AG/RES. 1571 (XXVIII-O/98): Consolidation of the Regime Established in the Treaty for the Prohibition of Nuclear Weapons in Latin America and the Caribbean (Treaty of Tlatelolco)
(Resolution adopted at the third plenary session, held on June 2, 1998)
THE GENERAL ASSEMBLY,
RECALLING resolution AG/RES. 1499 (XXVII-O/97), on the importance of achieving full consolidation of the regime established in the Treaty for the Prohibition of Nuclear Weapons in Latin America and the Caribbean (Treaty of Tlatelolco), within the framework of cooperation for security in the Hemisphere and regional contributions to global security;
That the creation of nuclear-weapon-free zones is an important step toward disarmament, which significantly strengthens all aspects of the international nonproliferation regime;
That the Treaty of Tlatelolco is one of the most momentous contributions to international law and to the ceaseless efforts to prevent the proliferation of nuclear weapons and guarantee international peace and security; and
That the Treaty of Tlatelolco has become the model for the establishment of other nuclear-weapon-free zones in various regions of the world, such as the South Pacific (Treaty of Rarotonga), Southeast Asia (Treaty of Bangkok), and Africa (Treaty of Pelindaba), which, when they enter into force, will cover more than half the countries of the world and all of the Southern Hemisphere;
POINTING TO the success of the pioneering effort made by the countries of Latin America and the Caribbean to achieve the first populated nuclear-weapon-free zone, an undertaking which involves all nuclear-weapon states and the countries in the Hemisphere and elsewhere that, de jure or de facto, bear international responsibility for territories located within the Treaty's zone of application;
BEARING IN MIND that in 1997 the 30th anniversary of the opening for signature of the Treaty for the Prohibition of Nuclear Weapons in Latin America and the Caribbean (Treaty of Tlatelolco) was commemorated; and
TAKING INTO ACCOUNT that the Treaty of Tlatelolco is now in force for 32 sovereign states of the region,
1. To welcome the specific steps taken by a number of countries to consolidate the military denuclearization regime established by the Treaty of Tlatelolco. \

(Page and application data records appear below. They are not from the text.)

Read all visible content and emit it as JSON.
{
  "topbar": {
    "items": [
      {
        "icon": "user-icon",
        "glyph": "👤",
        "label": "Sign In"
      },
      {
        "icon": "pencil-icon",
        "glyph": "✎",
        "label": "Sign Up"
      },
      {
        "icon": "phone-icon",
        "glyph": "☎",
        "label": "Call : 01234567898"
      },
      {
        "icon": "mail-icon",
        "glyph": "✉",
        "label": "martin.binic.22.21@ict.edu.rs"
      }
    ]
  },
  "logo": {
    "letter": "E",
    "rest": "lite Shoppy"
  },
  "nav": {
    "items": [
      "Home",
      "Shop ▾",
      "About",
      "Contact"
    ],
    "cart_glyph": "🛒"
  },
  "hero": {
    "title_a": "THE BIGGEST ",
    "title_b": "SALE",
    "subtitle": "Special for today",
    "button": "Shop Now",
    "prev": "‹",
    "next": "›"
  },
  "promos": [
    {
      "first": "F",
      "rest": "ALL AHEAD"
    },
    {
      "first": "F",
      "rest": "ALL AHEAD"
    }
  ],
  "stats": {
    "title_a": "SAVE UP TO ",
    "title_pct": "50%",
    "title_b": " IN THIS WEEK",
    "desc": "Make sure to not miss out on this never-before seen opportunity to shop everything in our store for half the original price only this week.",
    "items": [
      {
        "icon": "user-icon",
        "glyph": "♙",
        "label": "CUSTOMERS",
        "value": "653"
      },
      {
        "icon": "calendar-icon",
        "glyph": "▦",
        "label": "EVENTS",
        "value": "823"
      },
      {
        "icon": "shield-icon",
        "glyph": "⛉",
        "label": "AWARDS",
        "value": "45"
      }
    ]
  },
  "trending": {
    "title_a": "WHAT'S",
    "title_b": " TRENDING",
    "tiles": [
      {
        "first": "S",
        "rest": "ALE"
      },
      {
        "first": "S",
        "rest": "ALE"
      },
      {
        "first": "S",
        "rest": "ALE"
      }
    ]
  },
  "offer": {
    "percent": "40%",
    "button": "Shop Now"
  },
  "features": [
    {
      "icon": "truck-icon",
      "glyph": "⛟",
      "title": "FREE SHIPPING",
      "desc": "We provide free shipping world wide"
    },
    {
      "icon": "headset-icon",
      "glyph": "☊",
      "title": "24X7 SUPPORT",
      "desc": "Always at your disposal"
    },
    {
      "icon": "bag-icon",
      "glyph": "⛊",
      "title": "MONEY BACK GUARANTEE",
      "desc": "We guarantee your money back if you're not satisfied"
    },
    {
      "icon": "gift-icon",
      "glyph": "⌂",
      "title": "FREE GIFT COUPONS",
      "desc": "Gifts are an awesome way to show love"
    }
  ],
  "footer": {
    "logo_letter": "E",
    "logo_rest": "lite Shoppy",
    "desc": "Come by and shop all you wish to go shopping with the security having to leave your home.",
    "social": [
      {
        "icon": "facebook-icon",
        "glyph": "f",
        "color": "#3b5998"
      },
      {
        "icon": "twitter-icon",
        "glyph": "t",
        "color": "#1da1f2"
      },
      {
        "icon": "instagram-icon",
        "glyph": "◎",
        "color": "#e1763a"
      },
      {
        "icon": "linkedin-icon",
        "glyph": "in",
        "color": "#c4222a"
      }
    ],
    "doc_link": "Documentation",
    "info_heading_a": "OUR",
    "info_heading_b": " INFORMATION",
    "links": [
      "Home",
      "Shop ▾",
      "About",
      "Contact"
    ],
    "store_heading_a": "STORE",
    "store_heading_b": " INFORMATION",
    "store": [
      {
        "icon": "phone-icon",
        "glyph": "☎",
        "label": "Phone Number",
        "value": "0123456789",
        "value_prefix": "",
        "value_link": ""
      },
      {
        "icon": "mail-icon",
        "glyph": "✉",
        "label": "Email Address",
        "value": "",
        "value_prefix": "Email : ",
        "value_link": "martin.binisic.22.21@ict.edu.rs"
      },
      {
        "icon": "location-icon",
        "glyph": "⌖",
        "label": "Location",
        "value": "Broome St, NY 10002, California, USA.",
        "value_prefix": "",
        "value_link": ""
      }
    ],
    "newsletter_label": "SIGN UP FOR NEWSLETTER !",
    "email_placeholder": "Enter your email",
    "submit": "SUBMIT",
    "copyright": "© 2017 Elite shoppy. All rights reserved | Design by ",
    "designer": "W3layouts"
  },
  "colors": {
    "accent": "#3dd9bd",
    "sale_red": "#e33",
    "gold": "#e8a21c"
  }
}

2. To urge the governments of Latin America and the Caribbean to contribute to consolidating the military denuclearization regime established by the Treaty and to its enhancement through the ratification, by all the signatory states, of the Treaty and the amendments arising from resolutions of the General Conference of the Agency for the Prohibition of Nuclear Weapons in Latin America and the Caribbean (OPANAL): 276 (E-V) of July 3, 1990; 268 (XII) of May 10, 1991; and 290 (VII) of August 26, 1992.
3. To renew its appeal to the governments that have not yet done so to negotiate, as soon as possible, multilateral or bilateral agreements with the International Atomic Energy Agency for application of that Agency's safeguards to their nuclear activities, as stipulated in Article 13 of the Treaty of Tlatelolco.
4. To recognize the importance of strengthening the Agency for the Prohibition of Nuclear Weapons in Latin America and the Caribbean (OPANAL) as the appropriate legal and political forum for ensuring unqualified observance of the Treaty in its zone of application and cooperation with the agencies of other nuclear-weapon-free zones.
5. To reaffirm its commitment to continue striving for a universal, genuine, and nondiscriminatory nonproliferation regime in all its aspects.
6. To transmit this resolution to the Secretary-General of the United Nations and to other relevant international organizations.